Another wanted to know about commemorative
T-shirts. Still another wondered if some diversity
of food was possible.
Right now, I would kill for a good cheeseburger.
Upon completion of quarantine, we will get a
paper saying we are bug-free and free to travel
again. I found out that our passports have been
flagged that we are one of those who have been quarantined. The official on the other side of the call
said that would be removed when we get our official
News from the western front.
Day eight. We were told that either Sunday
(yesterday) or today folks would come to take us
away, ha ha. That is, those who had tested positive
to the nose and throat swabs. Instant paranoia. No
one wants to go to the hospital, and no one wants
to be Typhoid Mary, either.
Someone tripped a fire alarm on the other side
of the fence. Heads popped out of their doors. Is it
Today the results came. A guy in full hazmat
regalia showed up at our door with two envelopes.
He asked how we were. I replied—“you tell us.”
He did. Me—negative on all tests, Amy—negative
on all tests. Woo hoo, like a great weight removed
from our shoulders!
If we remain free from fever, we are outta here
during the first week of March.
Fingers remain crossed.
Watch this space for more as things develop.

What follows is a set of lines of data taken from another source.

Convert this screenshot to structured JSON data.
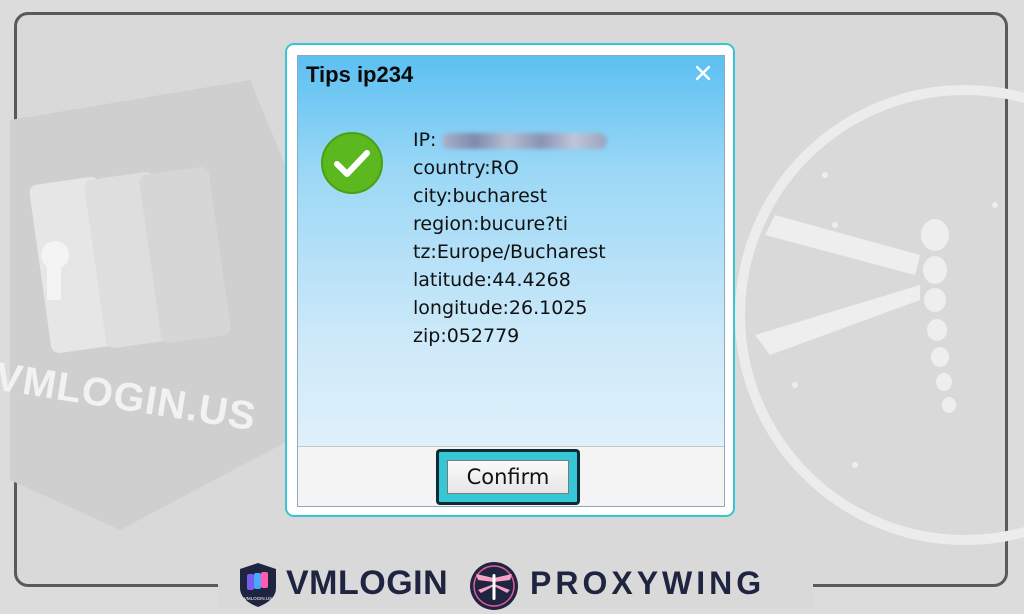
{
  "background": {
    "watermark_text": "VMLOGIN.US"
  },
  "dialog": {
    "title": "Tips ip234",
    "close_icon": "close-icon",
    "status_icon": "check-circle-icon",
    "accent_color": "#36c6d6",
    "lines": {
      "ip_label": "IP:",
      "country": "country:RO",
      "city": "city:bucharest",
      "region": "region:bucure?ti",
      "tz": "tz:Europe/Bucharest",
      "latitude": "latitude:44.4268",
      "longitude": "longitude:26.1025",
      "zip": "zip:052779"
    },
    "confirm_label": "Confirm"
  },
  "branding": {
    "vmlogin": "VMLOGIN",
    "vmlogin_badge_text": "VMLOGIN.US",
    "proxywing": "PROXYWING"
  }
}
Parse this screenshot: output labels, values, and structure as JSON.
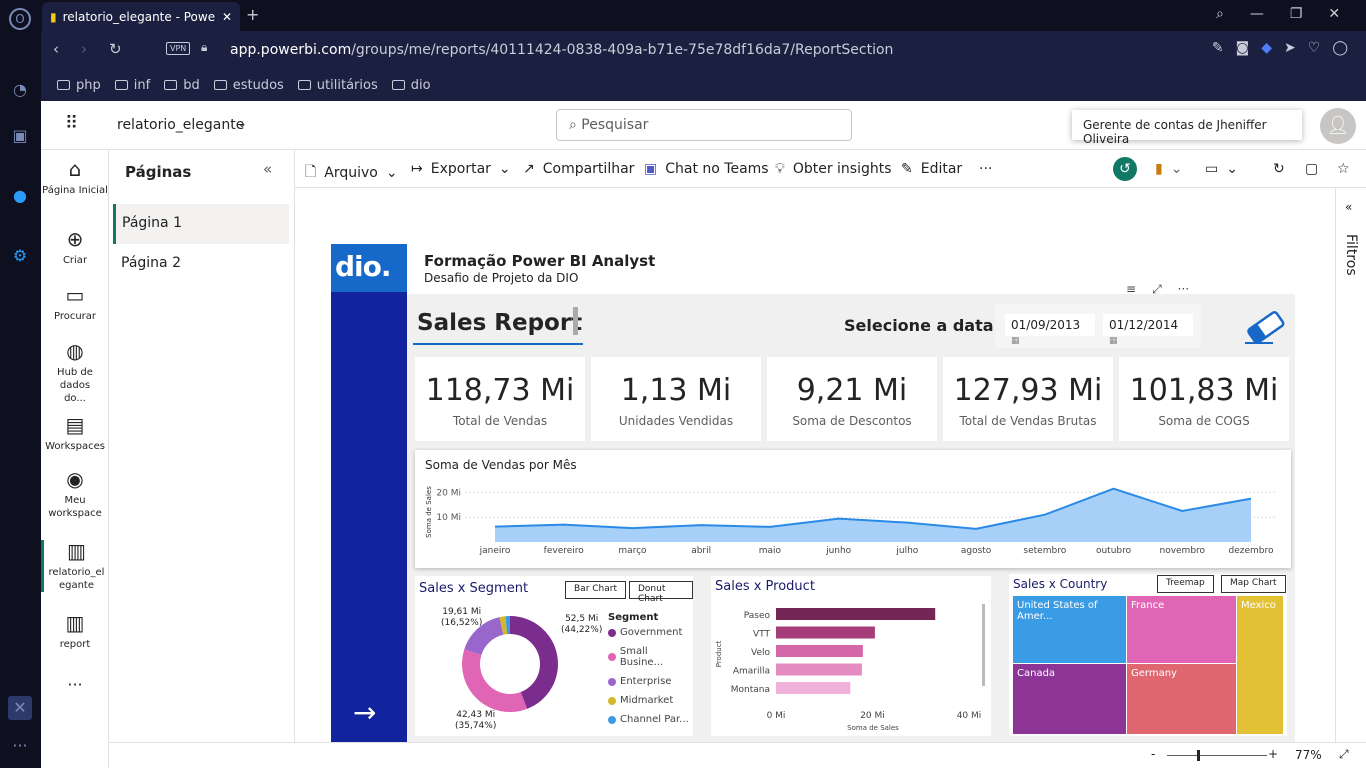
{
  "browser": {
    "tab_title": "relatorio_elegante - Power",
    "vpn": "VPN",
    "url_host": "app.powerbi.com",
    "url_path": "/groups/me/reports/40111424-0838-409a-b71e-75e78df16da7/ReportSection",
    "bookmarks": [
      "php",
      "inf",
      "bd",
      "estudos",
      "utilitários",
      "dio"
    ]
  },
  "header": {
    "report_name": "relatorio_elegante",
    "search_placeholder": "Pesquisar",
    "tooltip": "Gerente de contas de Jheniffer Oliveira"
  },
  "leftnav": [
    "Página Inicial",
    "Criar",
    "Procurar",
    "Hub de dados do...",
    "Workspaces",
    "Meu workspace",
    "relatorio_elegante",
    "report"
  ],
  "pages": {
    "title": "Páginas",
    "items": [
      "Página 1",
      "Página 2"
    ]
  },
  "toolbar": {
    "arquivo": "Arquivo",
    "exportar": "Exportar",
    "compartilhar": "Compartilhar",
    "chat": "Chat no Teams",
    "insights": "Obter insights",
    "editar": "Editar",
    "more": "···"
  },
  "filters_label": "Filtros",
  "status": {
    "zoom": "77%"
  },
  "report": {
    "title": "Formação Power BI Analyst",
    "subtitle": "Desafio de Projeto da DIO",
    "logo": "dio.",
    "sales_report": "Sales Report",
    "select_date": "Selecione a data",
    "date_from": "01/09/2013",
    "date_to": "01/12/2014",
    "kpis": [
      {
        "value": "118,73 Mi",
        "label": "Total de Vendas"
      },
      {
        "value": "1,13 Mi",
        "label": "Unidades Vendidas"
      },
      {
        "value": "9,21 Mi",
        "label": "Soma de Descontos"
      },
      {
        "value": "127,93 Mi",
        "label": "Total de Vendas Brutas"
      },
      {
        "value": "101,83 Mi",
        "label": "Soma de COGS"
      }
    ],
    "line_title": "Soma de Vendas por Mês",
    "line_ylabel": "Soma de Sales",
    "line_yticks": [
      "20 Mi",
      "10 Mi"
    ],
    "segment_title": "Sales x Segment",
    "bar_chart_btn": "Bar Chart",
    "donut_chart_btn": "Donut Chart",
    "segment_legend_title": "Segment",
    "donut_labels": {
      "top_right": "52,5 Mi",
      "top_right_pct": "(44,22%)",
      "top_left": "19,61 Mi",
      "top_left_pct": "(16,52%)",
      "bottom": "42,43 Mi",
      "bottom_pct": "(35,74%)"
    },
    "product_title": "Sales x Product",
    "product_ylabel": "Product",
    "product_xlabel": "Soma de Sales",
    "product_xticks": [
      "0 Mi",
      "20 Mi",
      "40 Mi"
    ],
    "country_title": "Sales x Country",
    "treemap_btn": "Treemap",
    "mapchart_btn": "Map Chart",
    "treemap": [
      "United States of Amer...",
      "France",
      "Mexico",
      "Canada",
      "Germany"
    ]
  },
  "chart_data": [
    {
      "type": "area",
      "title": "Soma de Vendas por Mês",
      "ylabel": "Soma de Sales",
      "categories": [
        "janeiro",
        "fevereiro",
        "março",
        "abril",
        "maio",
        "junho",
        "julho",
        "agosto",
        "setembro",
        "outubro",
        "novembro",
        "dezembro"
      ],
      "values": [
        6.2,
        7.0,
        5.6,
        6.8,
        6.1,
        9.4,
        7.8,
        5.3,
        11.0,
        21.5,
        12.5,
        17.5
      ],
      "ylim": [
        0,
        25
      ]
    },
    {
      "type": "pie",
      "title": "Sales x Segment",
      "categories": [
        "Government",
        "Small Busine...",
        "Enterprise",
        "Midmarket",
        "Channel Par..."
      ],
      "values": [
        52.5,
        42.43,
        19.61,
        2.4,
        1.8
      ],
      "colors": [
        "#7b2d8e",
        "#e066b5",
        "#9966cc",
        "#d4b82a",
        "#3b9ce6"
      ]
    },
    {
      "type": "bar",
      "title": "Sales x Product",
      "xlabel": "Soma de Sales",
      "ylabel": "Product",
      "categories": [
        "Paseo",
        "VTT",
        "Velo",
        "Amarilla",
        "Montana"
      ],
      "values": [
        33.0,
        20.5,
        18.0,
        17.8,
        15.4
      ],
      "xlim": [
        0,
        40
      ],
      "colors": [
        "#742655",
        "#a43d78",
        "#d367a8",
        "#e48bc2",
        "#f0b2da"
      ]
    }
  ]
}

I can almost smell that cheeseburger.
Report from the other side of the lines.
We survived the 15-day Asia cruise, which, unlike
the doomed boat of Gilligan’s Island, ended after 45
days. While being away from Minnesota for half of
January and all of February is usually a good thing,
this version left a little to be desired.
We were bused to the airport, given our “get out
of jail papers” and were free to go on our merry way.
Arrival at the Minneapolis St. Paul Airport was
interesting, with reporters and cameras from the
local TV stations waiting for us. As they interviewed
us, I watched onlookers wondering who we were
and what all the commotion was. Between that and
a couple of onboard FaceTime interviews, we have
pretty much used up our 15 minutes of fame.
Back to home, facing normal routines and the
like. Being an old school kinda guy I am slowly going
through 45 days of newspapers (18 inches deep).
Closing comments. An interesting way of spending a month and a half. Would we go again? Yup. Will we take another cruise? Yup, again. Where to? Anyplace warm.